TASK INPUTS Start Marker

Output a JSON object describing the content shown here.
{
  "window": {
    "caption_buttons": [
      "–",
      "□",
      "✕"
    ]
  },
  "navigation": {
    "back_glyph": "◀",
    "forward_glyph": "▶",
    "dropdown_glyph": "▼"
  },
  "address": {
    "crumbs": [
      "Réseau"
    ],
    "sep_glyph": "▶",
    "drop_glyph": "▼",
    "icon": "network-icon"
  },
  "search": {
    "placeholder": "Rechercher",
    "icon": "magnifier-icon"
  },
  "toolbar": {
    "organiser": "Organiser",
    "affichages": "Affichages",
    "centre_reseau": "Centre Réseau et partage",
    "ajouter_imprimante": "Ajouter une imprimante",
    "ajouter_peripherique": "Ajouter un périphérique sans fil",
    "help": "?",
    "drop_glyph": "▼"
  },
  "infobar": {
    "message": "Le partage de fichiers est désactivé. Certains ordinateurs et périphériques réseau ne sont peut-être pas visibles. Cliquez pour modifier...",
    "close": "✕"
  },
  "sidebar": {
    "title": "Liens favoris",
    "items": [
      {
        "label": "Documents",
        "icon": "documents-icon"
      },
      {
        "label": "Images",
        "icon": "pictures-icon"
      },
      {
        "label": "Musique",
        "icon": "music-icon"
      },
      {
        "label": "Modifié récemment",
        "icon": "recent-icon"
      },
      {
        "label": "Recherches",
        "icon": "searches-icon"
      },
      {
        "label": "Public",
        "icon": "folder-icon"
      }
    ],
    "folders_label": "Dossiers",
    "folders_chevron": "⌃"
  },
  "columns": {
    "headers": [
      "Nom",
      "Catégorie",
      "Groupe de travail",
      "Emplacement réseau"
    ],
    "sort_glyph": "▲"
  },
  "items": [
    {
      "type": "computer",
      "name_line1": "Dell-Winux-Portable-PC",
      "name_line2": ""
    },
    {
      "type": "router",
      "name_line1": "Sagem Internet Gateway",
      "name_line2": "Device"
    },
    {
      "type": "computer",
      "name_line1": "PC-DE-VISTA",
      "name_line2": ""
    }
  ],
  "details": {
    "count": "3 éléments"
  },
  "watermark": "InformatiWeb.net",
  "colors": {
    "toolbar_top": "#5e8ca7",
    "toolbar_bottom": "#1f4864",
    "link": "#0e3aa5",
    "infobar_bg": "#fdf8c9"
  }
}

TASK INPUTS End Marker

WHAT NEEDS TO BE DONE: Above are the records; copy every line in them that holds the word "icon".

RESPONSE:
    "icon": "network-icon"
    "icon": "magnifier-icon"
        "icon": "documents-icon"
        "icon": "pictures-icon"
        "icon": "music-icon"
        "icon": "recent-icon"
        "icon": "searches-icon"
        "icon": "folder-icon"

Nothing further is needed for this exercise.